### [RECORDS PROVIDED]

============

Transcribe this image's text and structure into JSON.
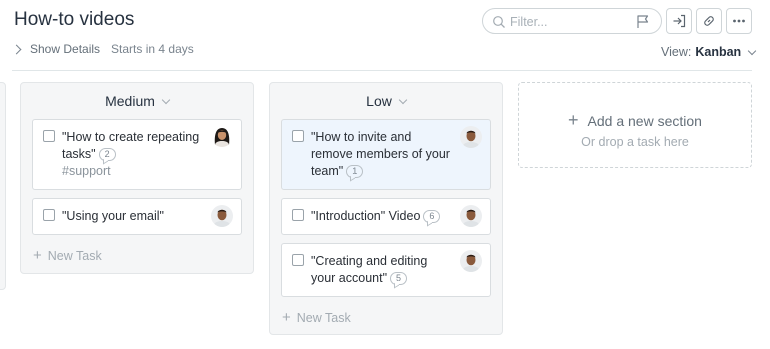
{
  "header": {
    "title": "How-to videos",
    "show_details": "Show Details",
    "starts": "Starts in 4 days",
    "filter_placeholder": "Filter...",
    "view_label": "View:",
    "view_value": "Kanban"
  },
  "icons": {
    "search": "search-icon",
    "flag": "flag-icon",
    "export": "export-icon",
    "link": "link-icon",
    "more": "more-icon"
  },
  "columns": [
    {
      "title": "Medium",
      "tasks": [
        {
          "title": "\"How to create repeating tasks\"",
          "comments": "2",
          "tag": "#support"
        },
        {
          "title": "\"Using your email\""
        }
      ],
      "new_task": "New Task"
    },
    {
      "title": "Low",
      "tasks": [
        {
          "title": "\"How to invite and remove members of your team\"",
          "comments": "1"
        },
        {
          "title": "\"Introduction\" Video",
          "comments": "6"
        },
        {
          "title": "\"Creating and editing your account\"",
          "comments": "5"
        }
      ],
      "new_task": "New Task"
    }
  ],
  "add_section": {
    "title": "Add a new section",
    "subtitle": "Or drop a task here"
  }
}
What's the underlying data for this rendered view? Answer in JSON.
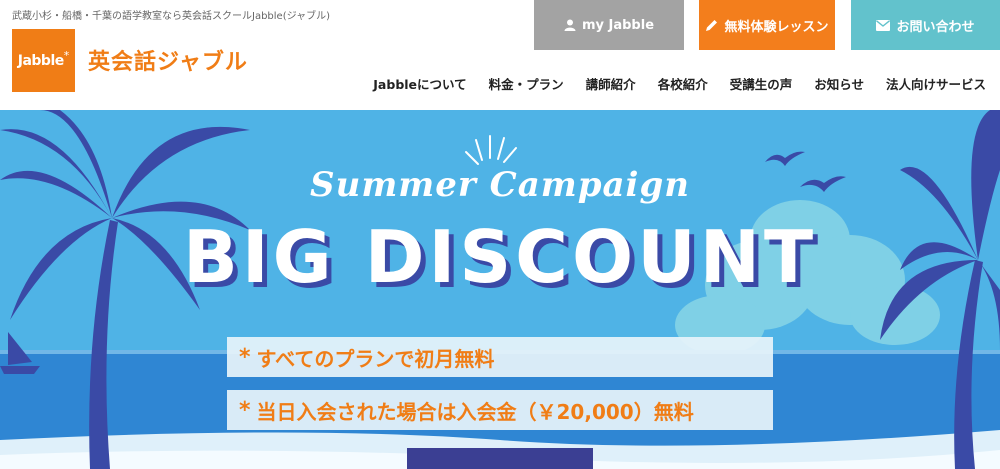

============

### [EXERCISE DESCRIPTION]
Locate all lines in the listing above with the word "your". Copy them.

### [TASK RESPONSE]
          "title": "\"Using your email\""
          "title": "\"How to invite and remove members of your team\"",
          "title": "\"Creating and editing your account\"",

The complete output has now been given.